Film Review: Islands
By Mahil Senathirajah
Directed by Martin Edralin
94 min - Canada
North American Independent Cinema
Islands is an elegantly understated and emotionally nuanced film. It follows the story of Joshua, a painfully shy but tender hearted Filipino-Canadian immigrant; lonely and longing for love. Living with his parents at 50, Joshua quits his job to take care of his ailing father after his mother suddenly passes away, further deepening his isolation. A cousin comes to help for a few weeks, escaping the indentured servitude that is effectively her caregiving job in Kuwait.
The film could have been manipulative, focusing on the big emotional beats inherent in the premise.
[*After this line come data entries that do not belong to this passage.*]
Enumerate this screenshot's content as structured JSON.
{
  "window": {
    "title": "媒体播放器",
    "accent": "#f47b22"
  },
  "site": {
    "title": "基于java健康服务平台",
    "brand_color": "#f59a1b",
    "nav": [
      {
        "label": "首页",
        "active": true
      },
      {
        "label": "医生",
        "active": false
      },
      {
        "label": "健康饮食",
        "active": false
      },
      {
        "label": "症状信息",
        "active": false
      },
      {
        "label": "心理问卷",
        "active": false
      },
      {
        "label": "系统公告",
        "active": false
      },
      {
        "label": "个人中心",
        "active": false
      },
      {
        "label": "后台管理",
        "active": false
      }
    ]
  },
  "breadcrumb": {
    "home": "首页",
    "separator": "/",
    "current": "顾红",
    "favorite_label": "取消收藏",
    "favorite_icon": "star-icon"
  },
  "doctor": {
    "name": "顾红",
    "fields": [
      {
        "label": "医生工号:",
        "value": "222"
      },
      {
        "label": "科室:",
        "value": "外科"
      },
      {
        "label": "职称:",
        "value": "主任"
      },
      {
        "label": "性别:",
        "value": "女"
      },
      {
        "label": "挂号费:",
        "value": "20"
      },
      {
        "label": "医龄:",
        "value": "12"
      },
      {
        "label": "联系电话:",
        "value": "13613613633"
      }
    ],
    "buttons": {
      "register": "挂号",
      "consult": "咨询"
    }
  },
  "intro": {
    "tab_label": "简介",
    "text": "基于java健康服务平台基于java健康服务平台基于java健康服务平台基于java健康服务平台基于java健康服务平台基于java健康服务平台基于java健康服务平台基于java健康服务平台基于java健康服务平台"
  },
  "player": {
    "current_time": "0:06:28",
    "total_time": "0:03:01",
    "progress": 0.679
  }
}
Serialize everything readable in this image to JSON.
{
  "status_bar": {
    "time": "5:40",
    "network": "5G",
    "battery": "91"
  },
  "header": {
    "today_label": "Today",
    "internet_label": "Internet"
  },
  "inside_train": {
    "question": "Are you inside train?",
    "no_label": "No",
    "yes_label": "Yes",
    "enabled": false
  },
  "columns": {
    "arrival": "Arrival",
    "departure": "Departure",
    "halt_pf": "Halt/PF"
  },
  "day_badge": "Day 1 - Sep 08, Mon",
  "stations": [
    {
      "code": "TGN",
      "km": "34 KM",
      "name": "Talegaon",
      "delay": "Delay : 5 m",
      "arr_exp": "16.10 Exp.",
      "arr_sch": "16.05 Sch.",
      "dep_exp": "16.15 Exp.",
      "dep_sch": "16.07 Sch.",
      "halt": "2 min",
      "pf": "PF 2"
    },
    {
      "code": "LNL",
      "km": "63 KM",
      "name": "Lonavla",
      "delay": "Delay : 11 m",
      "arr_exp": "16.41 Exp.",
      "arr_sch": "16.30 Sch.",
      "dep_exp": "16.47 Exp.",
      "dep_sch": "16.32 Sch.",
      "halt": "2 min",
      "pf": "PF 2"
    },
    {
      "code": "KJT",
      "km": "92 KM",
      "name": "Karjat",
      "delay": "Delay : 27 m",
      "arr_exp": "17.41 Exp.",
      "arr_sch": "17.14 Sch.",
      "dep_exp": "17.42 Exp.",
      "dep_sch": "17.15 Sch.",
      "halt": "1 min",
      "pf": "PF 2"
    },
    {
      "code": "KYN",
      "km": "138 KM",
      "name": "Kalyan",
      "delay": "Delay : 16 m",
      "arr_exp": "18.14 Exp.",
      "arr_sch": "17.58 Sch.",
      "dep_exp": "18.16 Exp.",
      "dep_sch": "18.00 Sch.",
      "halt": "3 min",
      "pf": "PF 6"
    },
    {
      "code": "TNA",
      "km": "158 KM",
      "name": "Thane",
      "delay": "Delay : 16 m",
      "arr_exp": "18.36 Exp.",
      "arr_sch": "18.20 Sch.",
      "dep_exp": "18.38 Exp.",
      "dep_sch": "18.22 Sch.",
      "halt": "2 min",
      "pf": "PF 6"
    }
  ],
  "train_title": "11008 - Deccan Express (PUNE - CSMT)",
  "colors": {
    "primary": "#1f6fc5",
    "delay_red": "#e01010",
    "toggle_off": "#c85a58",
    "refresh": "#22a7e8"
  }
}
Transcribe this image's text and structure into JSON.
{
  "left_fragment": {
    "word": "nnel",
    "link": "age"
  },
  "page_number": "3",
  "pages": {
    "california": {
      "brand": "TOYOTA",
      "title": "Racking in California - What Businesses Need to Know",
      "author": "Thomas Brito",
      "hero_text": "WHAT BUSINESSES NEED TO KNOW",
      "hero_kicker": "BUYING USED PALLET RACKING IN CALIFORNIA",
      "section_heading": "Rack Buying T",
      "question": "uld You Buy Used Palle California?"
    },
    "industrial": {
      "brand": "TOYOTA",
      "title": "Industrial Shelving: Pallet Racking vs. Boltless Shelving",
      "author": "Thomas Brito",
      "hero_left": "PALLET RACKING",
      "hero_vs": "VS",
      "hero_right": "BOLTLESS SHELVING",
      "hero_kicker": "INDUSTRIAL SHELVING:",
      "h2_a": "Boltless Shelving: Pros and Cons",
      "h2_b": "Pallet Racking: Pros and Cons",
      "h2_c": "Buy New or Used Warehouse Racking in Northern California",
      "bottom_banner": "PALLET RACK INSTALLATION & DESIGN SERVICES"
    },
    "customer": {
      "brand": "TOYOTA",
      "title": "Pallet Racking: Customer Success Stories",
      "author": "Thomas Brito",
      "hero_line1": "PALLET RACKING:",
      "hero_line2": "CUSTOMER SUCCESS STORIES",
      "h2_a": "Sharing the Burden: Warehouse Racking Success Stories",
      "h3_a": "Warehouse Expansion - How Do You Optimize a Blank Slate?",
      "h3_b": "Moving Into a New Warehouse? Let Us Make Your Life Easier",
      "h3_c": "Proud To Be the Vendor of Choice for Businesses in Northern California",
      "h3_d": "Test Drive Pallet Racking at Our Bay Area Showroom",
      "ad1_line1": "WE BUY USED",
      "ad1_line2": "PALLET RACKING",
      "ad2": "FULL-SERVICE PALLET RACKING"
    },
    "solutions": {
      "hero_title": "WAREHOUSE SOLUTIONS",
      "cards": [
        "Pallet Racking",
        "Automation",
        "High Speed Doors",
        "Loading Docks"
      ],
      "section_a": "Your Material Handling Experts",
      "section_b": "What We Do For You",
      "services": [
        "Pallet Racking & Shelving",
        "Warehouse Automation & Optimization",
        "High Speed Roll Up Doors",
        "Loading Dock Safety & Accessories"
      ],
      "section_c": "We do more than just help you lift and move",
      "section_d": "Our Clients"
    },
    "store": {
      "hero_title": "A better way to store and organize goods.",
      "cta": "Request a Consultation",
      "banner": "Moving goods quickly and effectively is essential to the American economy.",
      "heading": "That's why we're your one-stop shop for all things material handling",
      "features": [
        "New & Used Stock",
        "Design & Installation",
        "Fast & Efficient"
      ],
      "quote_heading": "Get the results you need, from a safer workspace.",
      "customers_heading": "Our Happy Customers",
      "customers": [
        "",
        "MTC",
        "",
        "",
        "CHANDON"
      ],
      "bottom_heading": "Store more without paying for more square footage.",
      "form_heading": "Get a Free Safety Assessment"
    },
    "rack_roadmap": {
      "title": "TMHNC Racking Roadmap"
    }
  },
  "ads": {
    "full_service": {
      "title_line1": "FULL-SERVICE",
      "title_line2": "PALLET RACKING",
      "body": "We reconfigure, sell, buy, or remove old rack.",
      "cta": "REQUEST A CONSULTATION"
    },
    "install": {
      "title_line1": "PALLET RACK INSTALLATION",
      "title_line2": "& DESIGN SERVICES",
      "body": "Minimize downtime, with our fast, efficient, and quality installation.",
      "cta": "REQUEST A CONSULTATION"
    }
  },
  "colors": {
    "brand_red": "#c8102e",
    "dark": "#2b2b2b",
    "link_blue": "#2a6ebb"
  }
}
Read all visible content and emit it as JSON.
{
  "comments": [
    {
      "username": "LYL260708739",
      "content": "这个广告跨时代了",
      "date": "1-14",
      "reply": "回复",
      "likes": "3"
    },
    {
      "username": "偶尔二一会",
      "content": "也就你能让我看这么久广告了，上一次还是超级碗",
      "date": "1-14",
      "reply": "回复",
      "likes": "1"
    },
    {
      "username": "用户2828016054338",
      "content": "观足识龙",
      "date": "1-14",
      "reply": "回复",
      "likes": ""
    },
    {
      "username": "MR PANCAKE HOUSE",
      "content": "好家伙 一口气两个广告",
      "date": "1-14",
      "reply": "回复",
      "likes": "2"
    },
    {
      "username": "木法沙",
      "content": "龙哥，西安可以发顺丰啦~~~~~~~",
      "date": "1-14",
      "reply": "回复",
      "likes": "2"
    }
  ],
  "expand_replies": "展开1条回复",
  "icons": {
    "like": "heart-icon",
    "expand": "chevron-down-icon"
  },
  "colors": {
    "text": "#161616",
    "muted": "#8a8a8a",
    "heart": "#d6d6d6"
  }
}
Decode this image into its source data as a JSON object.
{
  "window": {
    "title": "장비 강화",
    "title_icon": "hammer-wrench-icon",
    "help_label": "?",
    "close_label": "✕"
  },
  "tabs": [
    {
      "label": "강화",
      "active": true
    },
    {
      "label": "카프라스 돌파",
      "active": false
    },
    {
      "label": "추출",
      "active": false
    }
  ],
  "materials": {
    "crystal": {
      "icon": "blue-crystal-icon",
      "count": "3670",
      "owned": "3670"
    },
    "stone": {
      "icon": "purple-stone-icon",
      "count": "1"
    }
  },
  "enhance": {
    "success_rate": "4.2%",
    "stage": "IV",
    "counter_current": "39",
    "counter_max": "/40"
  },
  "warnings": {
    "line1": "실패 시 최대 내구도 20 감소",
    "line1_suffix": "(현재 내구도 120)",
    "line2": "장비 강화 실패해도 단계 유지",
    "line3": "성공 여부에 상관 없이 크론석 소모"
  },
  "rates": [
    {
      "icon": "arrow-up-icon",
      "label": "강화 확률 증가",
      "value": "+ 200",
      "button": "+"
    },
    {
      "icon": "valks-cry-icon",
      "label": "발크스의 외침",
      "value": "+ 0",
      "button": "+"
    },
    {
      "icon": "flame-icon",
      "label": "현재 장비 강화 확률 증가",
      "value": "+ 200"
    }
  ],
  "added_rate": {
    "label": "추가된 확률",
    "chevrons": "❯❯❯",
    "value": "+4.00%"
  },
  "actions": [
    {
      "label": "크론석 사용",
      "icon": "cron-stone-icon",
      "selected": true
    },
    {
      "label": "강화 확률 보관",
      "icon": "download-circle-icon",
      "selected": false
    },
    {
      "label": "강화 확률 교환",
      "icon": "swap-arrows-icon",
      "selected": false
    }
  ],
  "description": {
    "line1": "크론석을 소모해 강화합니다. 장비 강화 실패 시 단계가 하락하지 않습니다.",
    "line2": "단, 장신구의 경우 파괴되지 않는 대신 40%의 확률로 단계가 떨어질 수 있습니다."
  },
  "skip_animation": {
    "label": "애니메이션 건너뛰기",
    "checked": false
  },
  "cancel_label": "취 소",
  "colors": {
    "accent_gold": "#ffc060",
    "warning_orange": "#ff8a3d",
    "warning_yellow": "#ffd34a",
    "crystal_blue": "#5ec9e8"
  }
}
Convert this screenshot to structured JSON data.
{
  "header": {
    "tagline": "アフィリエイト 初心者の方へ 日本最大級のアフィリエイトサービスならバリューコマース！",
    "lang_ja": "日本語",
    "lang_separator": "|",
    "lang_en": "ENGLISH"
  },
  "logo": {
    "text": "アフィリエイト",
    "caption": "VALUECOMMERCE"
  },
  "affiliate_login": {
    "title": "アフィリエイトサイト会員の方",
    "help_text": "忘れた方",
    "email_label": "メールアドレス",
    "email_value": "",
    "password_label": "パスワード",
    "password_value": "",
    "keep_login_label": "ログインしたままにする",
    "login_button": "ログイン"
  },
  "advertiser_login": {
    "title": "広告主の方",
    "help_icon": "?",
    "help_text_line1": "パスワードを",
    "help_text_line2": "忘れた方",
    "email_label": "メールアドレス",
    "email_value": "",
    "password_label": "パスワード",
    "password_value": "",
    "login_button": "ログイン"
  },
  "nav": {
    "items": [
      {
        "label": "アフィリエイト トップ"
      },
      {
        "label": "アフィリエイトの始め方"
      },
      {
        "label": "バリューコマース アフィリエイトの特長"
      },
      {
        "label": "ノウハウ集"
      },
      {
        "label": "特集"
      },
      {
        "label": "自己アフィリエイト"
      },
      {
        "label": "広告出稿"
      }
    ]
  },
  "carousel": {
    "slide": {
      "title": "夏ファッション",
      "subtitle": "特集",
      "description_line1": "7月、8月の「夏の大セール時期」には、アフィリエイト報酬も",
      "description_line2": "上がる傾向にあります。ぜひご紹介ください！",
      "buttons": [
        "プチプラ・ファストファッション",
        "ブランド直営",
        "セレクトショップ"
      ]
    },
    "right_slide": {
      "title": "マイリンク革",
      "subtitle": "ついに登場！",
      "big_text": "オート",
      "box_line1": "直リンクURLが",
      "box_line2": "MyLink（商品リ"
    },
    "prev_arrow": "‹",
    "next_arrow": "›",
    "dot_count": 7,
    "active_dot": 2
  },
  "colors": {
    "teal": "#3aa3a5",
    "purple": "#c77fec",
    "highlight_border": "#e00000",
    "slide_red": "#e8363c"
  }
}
Instead, it trusts that small moments of domestic drama can carry the film and engage the audience. Simple, scoreless scenes of toileting his father, being taught how to chop an onion by the cousin and praying for and end to his loneliness create a deep empathy for Joshua’s internal struggle. The cumulative effective of those naturalistic scenes is emotionally powerful.
The film is also about the profound but unavoidable sacrifice that new immigrants make to forge a new life. For anyone who has been a caregiver or relied on the humanity of a caregiver to take care of a loved one, the film will make you cry. It did me.
The film is also particularly resonant right now given the unsung heroism of low-paid health care workers in fighting covid, many women of color. Acclaimed documentarian Matt Heineman (Cartel Land) has a film out, “The First Wave”, which got cameras into Long Island Jewish Medical Center at the very beginning of the pandemic. One of the stories it follows centers on a pregnant, Filipina nurse and her family. The film is essentially war reporting and the nurse a war hero. It is on Hulu.
Visit sbiff.org for more information on how to view the film.